The answer: Money.

After a storm that knocked out electricity to 2 million customers, regulators took a look at what it would cost to bury the overhead power lines. The state Utilities Commission concluded the project would be "prohibitively expensive."

"Such an undertaking would cost approximately $41 billion, nearly six times the net book value of the utilities' current distribution assets, and would require approximately 25 years to complete," the report states. Customers' rates would have to more than double to pay for the project, the commission' staff found.

It's not the snow, it's the ice

And underground power lines "are not without their disadvantages," they concluded. While more reliable "under normal weather conditions," they take almost 60% longer to fix when something does happen to them.

Underground power lines make up about 18% of U.S. transmission lines. Nearly all new residential and commercial developments have underground electric service. But it noted that underground power lines cost five to 10 times more than overhead wires, don't last as long and cost more to replace.

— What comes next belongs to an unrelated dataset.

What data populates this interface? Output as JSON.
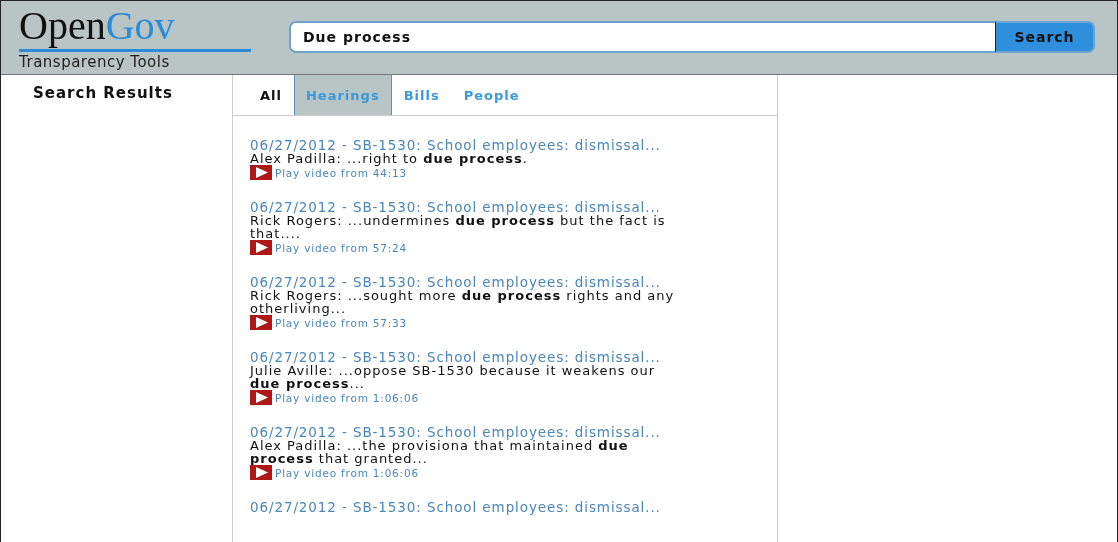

"Buried power lines are protected from the wind, ice and tree damage that are common causes of outages, and so suffer fewer weather or vegetation-related outages," it concluded. "But buried lines are more vulnerable to flooding, and can still fail due to equipment issues or lightning."